    Classicist and college administrator. Thacher was identified with Yale College more closely than any of his contemporaries. "Professor of Latin in Yale College from 1842 to 1886, ruled with the authori...
  • James Hillhouse, U.S. Senator (1754 - 1832)
    Hillhouse (October 20, 1754 – December 29, 1832) was an American lawyer, real estate developer, and politician from New Haven, Connecticut. He represented Connecticut in both the U.S. House and Senate....
  • Dr. Chauncey Allen Goodrich (1790 - 1869)
    son-in-law of Noah Webster, he was a lexicographer who edited his father-in-law's dictionary after he died. Tombstone inscription :CHAUNCEY A. GOODRICH PROFESSOR OF THE PASTORAL CHARGE YALE COLLEGE DIE...
  • John Hays Hammond, Sr. (1855 - 1936)
    Hays Hammond was a famous mining engineer, diplomat, and philanthropist. Known as the man with the midas touch, he amassed a sizable fortune before the age of 40. An early advocate of deep-level mining...

Hopkins School is a private, college-preparatory, coeducational, day school located in New Haven, Connecticut.

Founded in 1660, Hopkins School is the third-oldest independent secondary school in the United States, younger than the Collegiate School and Roxbury Latin School. Hopkins was founded "for the breeding up of hopeful youths" with funds from Edward Hopkins' estate to fulfill John Davenport's wishes to bring a grammar school to New Haven. First established on the town's green, the school moved to its current campus on a hill overlooking New Haven in 1926. Hopkins has been coeducational since merging with Day Prospect Hill School in 1972.

Hopkins is divided into three separate schools.

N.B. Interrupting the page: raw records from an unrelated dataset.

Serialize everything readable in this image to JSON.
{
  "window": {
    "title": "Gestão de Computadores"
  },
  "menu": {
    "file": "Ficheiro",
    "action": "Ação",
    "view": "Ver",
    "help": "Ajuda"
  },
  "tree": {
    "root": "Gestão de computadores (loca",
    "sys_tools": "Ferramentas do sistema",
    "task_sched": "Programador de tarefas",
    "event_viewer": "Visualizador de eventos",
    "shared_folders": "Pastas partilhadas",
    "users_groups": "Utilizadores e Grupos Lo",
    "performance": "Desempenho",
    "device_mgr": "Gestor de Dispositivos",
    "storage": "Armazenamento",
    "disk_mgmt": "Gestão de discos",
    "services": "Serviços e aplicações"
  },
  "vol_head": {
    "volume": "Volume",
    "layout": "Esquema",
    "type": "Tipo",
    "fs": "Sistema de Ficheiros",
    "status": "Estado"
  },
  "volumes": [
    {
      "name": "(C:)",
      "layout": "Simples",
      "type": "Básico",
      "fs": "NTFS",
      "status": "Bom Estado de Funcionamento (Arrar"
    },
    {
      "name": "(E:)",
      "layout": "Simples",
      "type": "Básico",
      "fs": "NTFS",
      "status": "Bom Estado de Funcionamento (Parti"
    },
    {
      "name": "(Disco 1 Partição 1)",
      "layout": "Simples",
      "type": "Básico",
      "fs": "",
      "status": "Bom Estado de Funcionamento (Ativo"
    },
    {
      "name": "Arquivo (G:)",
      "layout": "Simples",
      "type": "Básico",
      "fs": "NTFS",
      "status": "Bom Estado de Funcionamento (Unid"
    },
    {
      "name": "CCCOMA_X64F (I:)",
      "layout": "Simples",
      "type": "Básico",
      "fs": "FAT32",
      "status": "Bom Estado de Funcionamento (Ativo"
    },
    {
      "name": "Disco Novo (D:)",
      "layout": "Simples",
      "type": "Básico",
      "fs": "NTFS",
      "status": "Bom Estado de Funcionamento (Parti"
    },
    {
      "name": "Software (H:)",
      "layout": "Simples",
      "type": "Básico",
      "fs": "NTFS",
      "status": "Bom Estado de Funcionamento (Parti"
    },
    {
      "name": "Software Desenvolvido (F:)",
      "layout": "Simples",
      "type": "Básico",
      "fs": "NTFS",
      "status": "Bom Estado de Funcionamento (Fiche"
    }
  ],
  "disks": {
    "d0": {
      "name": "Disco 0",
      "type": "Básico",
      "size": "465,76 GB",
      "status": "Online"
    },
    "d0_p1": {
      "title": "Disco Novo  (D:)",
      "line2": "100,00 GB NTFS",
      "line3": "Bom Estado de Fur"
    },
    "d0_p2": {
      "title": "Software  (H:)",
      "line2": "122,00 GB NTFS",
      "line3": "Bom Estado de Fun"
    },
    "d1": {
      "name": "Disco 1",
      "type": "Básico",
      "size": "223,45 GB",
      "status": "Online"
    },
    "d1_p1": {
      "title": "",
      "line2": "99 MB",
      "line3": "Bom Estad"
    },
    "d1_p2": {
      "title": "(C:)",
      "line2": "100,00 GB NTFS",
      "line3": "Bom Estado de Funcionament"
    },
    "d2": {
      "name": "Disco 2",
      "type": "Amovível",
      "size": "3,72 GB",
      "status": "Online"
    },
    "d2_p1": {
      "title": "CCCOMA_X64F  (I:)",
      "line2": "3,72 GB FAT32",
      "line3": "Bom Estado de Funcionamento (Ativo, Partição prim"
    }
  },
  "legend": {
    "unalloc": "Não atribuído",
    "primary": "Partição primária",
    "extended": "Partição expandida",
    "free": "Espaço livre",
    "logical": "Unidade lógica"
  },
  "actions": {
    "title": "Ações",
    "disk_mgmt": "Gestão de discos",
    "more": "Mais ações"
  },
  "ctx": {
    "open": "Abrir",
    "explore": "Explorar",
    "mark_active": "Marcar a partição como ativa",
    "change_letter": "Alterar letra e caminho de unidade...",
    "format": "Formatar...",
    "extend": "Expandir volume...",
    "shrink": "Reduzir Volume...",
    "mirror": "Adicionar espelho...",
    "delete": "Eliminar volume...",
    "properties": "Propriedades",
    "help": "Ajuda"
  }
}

The Junior school consists of the 7th and 8th grades. The high school is divided into the Middle (9th and 10th grade) and Upper (11th and 12th grade) schools. Most new students enter Hopkins in either the 7th or 9th grade. Tuition is set at $39,200 for the 2015–16 school year. Hopkins allocates more than $3 million in need based financial assistance to 19.4% of students.

In April 2010, Forbes Magazine named Hopkins the nineteenth best college preparatory school in the United States of America, and, as it was the only school from Connecticut on the list, the best college preparatory school in Connecticut. On January 8, 2014, Head of School Barbara Masters Riley announced her plans to retire at the end of the 2015-2016 academic year.